It often escapes me that Boston encompasses more than just our strip of campus. But, whenever I seem to forget, I find myself in some unknown part of the city that makes me love it even more. This past week, I had to go on a Boston scavenger hunt with my organizational behavior team. We walked and walked until we got to the Public Garden. And then, turning left toward Beacon, we ended up at Beacon Hill.
While this is a well-reputed neighborhood in the city, it was my first time ever being in the area. Though some of you might have visited the cute boutiques and bistros of Beacon Hill before, very few of you have probably made it up the hill to Louisburg Square, the most expensive neighborhood in our local area and one of the most expensive in the country. When you overcome the intimidation of its perfection and climb the winding hill, you are presented with intersecting rows of flawless townhouses. This time of year, the snow atop the red brick makes a charming contrast.
With literally nobody in sight during the day, this neighborhood, which is named after the Battle of Louisburg, is the perfect place to escape from the city bustle. You get the calmness of a suburb and the charm of the Puritan-era, all in one little corner tucked away on Beacon Hill. When it starts to get warmer outside, you could make a day trip out of the neighborhood, which is filled with street-style boutiques. Walking up and down the hills will be a good work out, too.

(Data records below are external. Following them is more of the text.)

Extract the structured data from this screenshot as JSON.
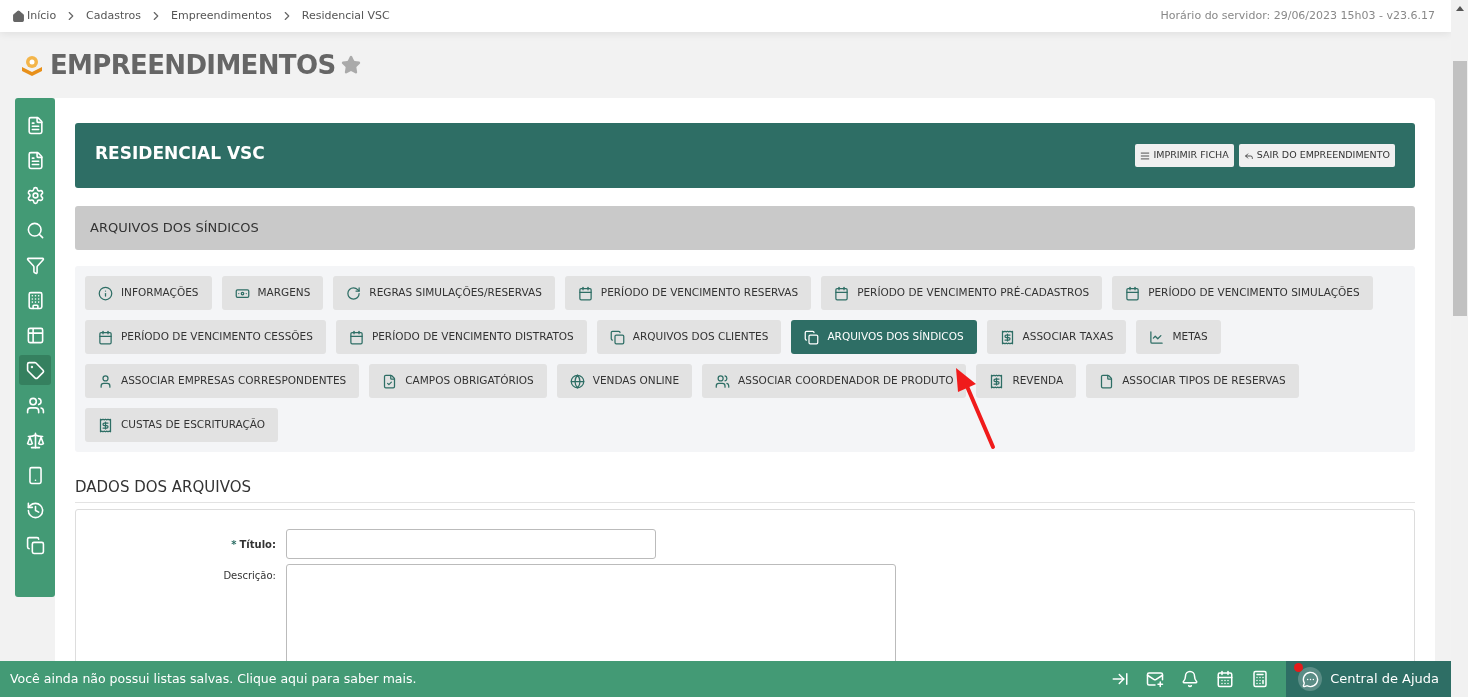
{
  "breadcrumb": [
    "Início",
    "Cadastros",
    "Empreendimentos",
    "Residencial VSC"
  ],
  "server_time": "Horário do servidor: 29/06/2023 15h03 - v23.6.17",
  "page_title": "EMPREENDIMENTOS",
  "favorite": false,
  "sidebar": {
    "items": [
      {
        "selected": false
      },
      {
        "selected": false
      },
      {
        "selected": false
      },
      {
        "selected": false
      },
      {
        "selected": false
      },
      {
        "selected": false
      },
      {
        "selected": false
      },
      {
        "selected": true
      },
      {
        "selected": false
      },
      {
        "selected": false
      },
      {
        "selected": false
      },
      {
        "selected": false
      },
      {
        "selected": false
      }
    ]
  },
  "header": {
    "title": "RESIDENCIAL VSC",
    "buttons": [
      "IMPRIMIR FICHA",
      "SAIR DO EMPREENDIMENTO"
    ]
  },
  "section_bar": "ARQUIVOS DOS SÍNDICOS",
  "tabs": [
    {
      "label": "INFORMAÇÕES",
      "selected": false
    },
    {
      "label": "MARGENS",
      "selected": false
    },
    {
      "label": "REGRAS SIMULAÇÕES/RESERVAS",
      "selected": false
    },
    {
      "label": "PERÍODO DE VENCIMENTO RESERVAS",
      "selected": false
    },
    {
      "label": "PERÍODO DE VENCIMENTO PRÉ-CADASTROS",
      "selected": false
    },
    {
      "label": "PERÍODO DE VENCIMENTO SIMULAÇÕES",
      "selected": false
    },
    {
      "label": "PERÍODO DE VENCIMENTO CESSÕES",
      "selected": false
    },
    {
      "label": "PERÍODO DE VENCIMENTO DISTRATOS",
      "selected": false
    },
    {
      "label": "ARQUIVOS DOS CLIENTES",
      "selected": false
    },
    {
      "label": "ARQUIVOS DOS SÍNDICOS",
      "selected": true
    },
    {
      "label": "ASSOCIAR TAXAS",
      "selected": false
    },
    {
      "label": "METAS",
      "selected": false
    },
    {
      "label": "ASSOCIAR EMPRESAS CORRESPONDENTES",
      "selected": false
    },
    {
      "label": "CAMPOS OBRIGATÓRIOS",
      "selected": false
    },
    {
      "label": "VENDAS ONLINE",
      "selected": false
    },
    {
      "label": "ASSOCIAR COORDENADOR DE PRODUTO",
      "selected": false
    },
    {
      "label": "REVENDA",
      "selected": false
    },
    {
      "label": "ASSOCIAR TIPOS DE RESERVAS",
      "selected": false
    },
    {
      "label": "CUSTAS DE ESCRITURAÇÃO",
      "selected": false
    }
  ],
  "form": {
    "title": "DADOS DOS ARQUIVOS",
    "fields": [
      {
        "kind": "text",
        "label": "Título:",
        "required_mark": "*"
      },
      {
        "kind": "textarea",
        "label": "Descrição:"
      }
    ]
  },
  "footer": {
    "message": "Você ainda não possui listas salvas. Clique aqui para saber mais.",
    "help": "Central de Ajuda",
    "help_notification": true
  }
}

There’s so much we tend to miss about Boston, even though we live so close to so many different locales in a city full of history. In Louisburg Square, the average price for a townhouse is over $6 million. It’s difficult to take the time to appreciate that monumental events in history happened in our vicinity. So, if you can battle the Boston chill, you should definitely take a stroll around Beacon Hill, walking toward the true gem that is Louisburg Square. It is an area with a lot of character and something that will surely give you perspective on our city and its rich history.